DATA TO EXAMINE section start

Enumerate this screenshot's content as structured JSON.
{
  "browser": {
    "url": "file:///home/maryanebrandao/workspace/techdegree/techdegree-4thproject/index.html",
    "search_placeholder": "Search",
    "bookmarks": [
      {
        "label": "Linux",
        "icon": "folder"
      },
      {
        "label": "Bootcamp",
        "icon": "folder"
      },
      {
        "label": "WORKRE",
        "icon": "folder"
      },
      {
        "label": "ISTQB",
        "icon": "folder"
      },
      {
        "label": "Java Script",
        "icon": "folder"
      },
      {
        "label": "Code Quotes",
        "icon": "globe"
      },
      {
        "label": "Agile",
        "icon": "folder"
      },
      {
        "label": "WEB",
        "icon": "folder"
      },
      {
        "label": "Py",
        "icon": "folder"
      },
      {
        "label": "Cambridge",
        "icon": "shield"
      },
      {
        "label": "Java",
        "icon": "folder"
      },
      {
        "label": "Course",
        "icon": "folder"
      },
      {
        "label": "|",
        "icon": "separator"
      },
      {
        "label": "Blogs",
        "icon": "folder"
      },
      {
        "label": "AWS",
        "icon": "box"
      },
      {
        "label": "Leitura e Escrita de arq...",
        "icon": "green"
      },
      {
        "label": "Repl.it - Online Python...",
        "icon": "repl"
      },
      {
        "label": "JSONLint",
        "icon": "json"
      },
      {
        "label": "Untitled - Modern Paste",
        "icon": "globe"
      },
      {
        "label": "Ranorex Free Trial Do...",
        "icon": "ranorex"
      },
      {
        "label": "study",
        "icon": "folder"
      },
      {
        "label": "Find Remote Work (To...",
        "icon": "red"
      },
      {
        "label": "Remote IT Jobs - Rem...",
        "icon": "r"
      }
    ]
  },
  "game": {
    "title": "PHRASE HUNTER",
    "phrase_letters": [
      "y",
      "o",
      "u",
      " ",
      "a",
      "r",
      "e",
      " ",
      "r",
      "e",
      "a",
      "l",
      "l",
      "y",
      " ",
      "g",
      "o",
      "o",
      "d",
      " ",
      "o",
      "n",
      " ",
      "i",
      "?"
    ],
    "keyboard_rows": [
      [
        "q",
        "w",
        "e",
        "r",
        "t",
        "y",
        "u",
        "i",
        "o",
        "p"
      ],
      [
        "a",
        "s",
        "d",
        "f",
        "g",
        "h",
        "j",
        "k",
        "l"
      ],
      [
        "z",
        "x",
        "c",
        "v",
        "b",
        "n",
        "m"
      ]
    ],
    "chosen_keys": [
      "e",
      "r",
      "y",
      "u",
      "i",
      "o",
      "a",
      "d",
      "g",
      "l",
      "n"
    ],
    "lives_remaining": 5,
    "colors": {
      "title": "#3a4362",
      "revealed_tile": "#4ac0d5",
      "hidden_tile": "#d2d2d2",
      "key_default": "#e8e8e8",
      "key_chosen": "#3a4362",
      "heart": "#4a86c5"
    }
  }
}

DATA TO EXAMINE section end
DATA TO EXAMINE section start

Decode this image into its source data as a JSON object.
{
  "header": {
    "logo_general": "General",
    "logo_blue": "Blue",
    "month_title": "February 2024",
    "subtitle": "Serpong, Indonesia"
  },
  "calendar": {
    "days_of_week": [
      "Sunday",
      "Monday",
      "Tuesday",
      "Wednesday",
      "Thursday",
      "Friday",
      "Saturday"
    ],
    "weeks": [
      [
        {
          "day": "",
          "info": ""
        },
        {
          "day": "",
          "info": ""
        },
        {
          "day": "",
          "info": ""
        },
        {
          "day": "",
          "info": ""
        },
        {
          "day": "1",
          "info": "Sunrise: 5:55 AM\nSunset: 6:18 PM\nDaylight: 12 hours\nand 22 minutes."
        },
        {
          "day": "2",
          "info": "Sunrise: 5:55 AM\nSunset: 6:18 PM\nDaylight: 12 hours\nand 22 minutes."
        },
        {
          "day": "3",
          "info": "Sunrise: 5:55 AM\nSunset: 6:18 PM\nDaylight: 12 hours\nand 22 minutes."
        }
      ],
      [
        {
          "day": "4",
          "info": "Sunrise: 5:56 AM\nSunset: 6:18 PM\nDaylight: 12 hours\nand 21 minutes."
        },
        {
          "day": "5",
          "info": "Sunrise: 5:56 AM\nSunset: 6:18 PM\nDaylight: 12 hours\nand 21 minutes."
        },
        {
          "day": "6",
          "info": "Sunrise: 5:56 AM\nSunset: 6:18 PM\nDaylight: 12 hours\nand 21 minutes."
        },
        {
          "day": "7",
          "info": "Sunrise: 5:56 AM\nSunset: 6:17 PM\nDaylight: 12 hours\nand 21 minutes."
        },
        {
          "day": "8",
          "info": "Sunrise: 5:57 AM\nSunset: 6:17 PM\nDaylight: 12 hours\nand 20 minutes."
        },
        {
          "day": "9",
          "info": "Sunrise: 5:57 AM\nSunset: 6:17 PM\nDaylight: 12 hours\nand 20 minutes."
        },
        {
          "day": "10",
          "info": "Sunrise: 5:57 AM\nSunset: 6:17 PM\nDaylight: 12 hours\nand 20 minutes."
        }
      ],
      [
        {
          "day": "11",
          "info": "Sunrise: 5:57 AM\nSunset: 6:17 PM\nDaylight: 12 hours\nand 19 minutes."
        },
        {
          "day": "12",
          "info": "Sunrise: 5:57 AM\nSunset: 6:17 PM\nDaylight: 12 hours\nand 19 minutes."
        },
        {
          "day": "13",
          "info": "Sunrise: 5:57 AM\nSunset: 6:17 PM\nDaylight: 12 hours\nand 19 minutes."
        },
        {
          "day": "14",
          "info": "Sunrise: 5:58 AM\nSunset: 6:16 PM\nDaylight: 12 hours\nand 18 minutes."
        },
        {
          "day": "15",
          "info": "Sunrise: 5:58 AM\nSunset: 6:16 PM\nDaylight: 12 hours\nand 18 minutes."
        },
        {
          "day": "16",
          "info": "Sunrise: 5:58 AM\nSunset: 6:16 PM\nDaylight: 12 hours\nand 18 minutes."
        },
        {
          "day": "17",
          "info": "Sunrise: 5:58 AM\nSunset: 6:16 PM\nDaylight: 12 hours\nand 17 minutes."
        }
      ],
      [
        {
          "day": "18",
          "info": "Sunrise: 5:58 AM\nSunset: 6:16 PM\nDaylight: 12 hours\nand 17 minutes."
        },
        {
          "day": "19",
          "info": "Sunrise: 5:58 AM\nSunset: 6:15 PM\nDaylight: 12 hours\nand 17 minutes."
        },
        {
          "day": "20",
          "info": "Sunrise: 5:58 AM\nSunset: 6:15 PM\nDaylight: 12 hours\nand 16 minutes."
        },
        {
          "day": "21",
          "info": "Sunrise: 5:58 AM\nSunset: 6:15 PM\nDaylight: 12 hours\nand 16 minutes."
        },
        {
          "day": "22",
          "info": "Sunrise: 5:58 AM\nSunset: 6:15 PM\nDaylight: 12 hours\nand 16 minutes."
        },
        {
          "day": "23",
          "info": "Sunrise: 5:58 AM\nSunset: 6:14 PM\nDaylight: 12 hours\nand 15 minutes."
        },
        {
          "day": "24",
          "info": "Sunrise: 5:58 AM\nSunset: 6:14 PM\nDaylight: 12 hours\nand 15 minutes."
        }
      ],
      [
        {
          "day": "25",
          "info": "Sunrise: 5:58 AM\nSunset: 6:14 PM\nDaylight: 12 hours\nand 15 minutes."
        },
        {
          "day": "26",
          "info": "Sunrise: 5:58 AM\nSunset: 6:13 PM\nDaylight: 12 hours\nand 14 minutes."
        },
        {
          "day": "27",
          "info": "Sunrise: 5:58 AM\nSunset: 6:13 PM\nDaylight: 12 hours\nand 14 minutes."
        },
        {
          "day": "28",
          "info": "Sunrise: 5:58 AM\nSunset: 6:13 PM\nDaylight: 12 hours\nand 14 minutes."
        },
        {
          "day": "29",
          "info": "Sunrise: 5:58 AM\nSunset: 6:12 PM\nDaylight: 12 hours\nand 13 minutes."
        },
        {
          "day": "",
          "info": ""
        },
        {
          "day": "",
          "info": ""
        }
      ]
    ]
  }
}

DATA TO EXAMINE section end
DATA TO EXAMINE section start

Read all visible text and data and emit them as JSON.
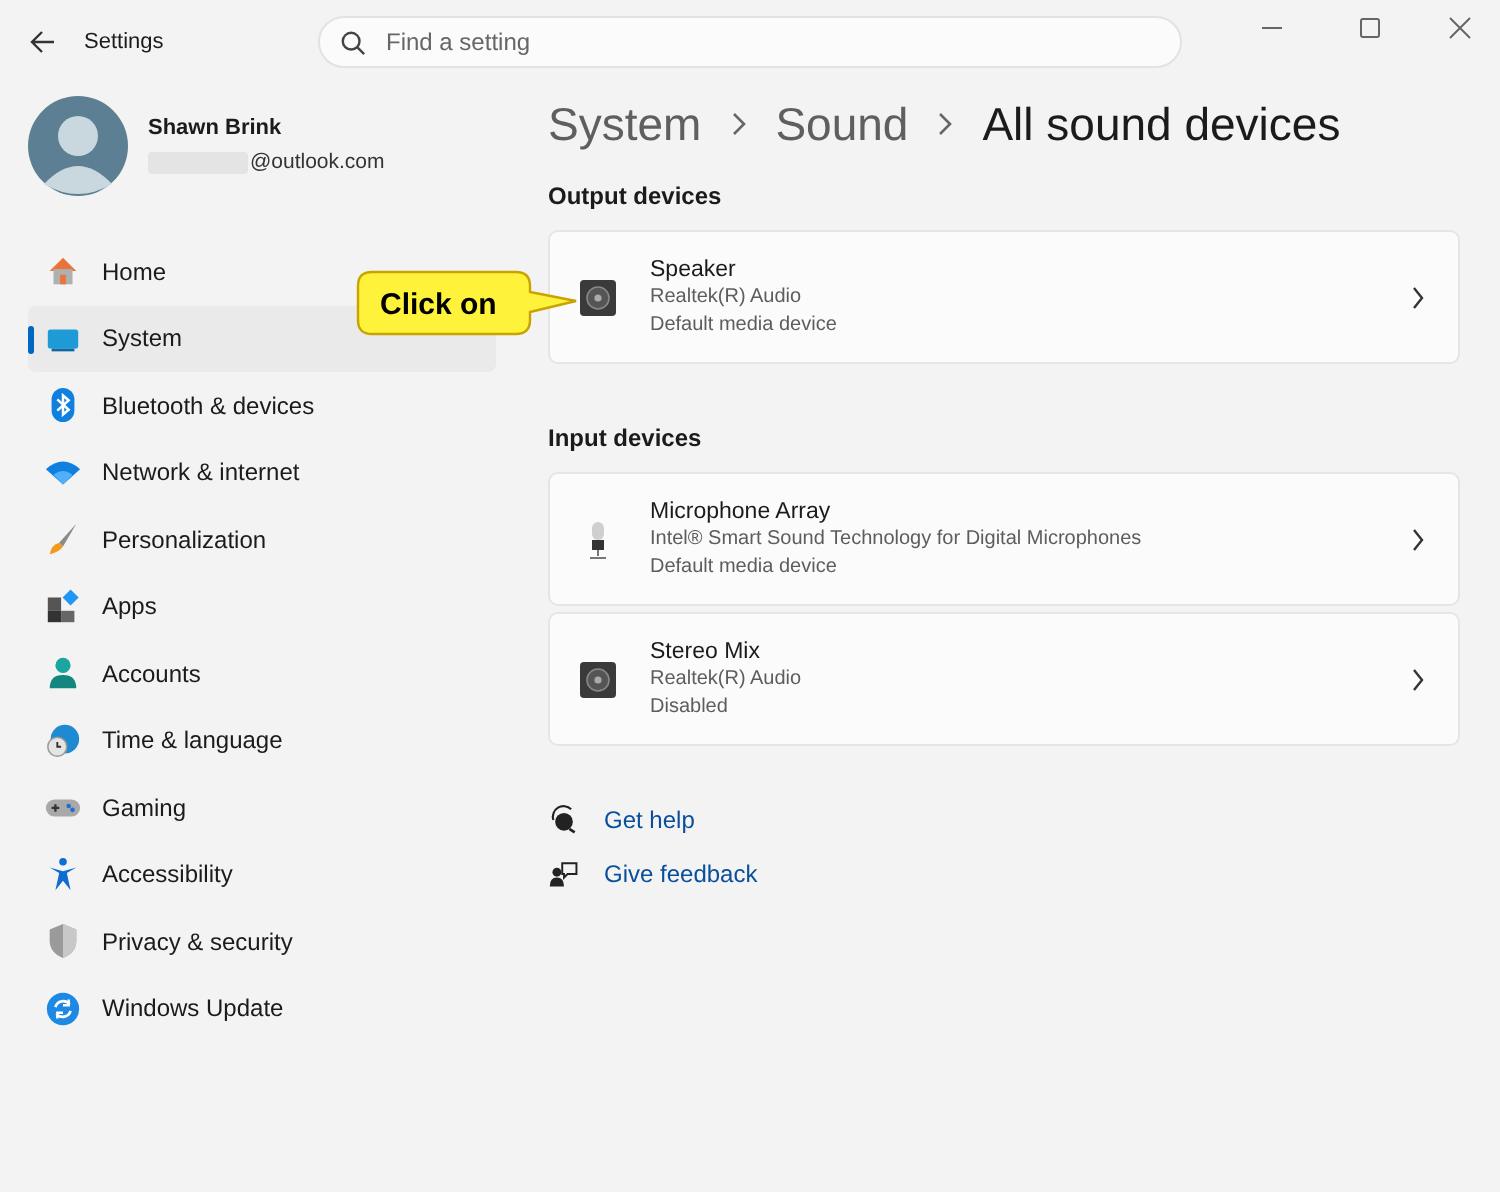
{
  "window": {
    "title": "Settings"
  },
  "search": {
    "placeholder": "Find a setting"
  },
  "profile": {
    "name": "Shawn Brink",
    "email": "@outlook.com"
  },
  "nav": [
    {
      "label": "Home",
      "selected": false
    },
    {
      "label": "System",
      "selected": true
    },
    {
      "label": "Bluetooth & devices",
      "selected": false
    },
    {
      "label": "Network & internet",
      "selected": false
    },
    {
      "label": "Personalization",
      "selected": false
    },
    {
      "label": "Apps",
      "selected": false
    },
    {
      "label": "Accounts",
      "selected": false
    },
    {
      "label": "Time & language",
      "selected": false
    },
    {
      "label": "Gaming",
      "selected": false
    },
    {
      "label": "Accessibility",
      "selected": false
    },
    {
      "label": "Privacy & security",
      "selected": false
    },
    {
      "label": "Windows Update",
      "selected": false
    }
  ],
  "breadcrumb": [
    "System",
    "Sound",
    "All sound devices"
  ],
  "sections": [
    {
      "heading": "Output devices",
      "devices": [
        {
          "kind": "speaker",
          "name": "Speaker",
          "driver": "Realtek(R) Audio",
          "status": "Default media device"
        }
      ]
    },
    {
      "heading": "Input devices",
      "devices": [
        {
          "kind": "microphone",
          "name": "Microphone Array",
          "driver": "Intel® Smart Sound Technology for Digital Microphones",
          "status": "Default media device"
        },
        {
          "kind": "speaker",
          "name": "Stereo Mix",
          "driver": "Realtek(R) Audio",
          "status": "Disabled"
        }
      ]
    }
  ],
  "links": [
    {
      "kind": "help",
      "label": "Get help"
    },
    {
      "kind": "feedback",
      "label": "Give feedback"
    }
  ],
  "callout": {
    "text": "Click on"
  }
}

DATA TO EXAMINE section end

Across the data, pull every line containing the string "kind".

          "kind": "speaker",
          "kind": "microphone",
          "kind": "speaker",
      "kind": "help",
      "kind": "feedback",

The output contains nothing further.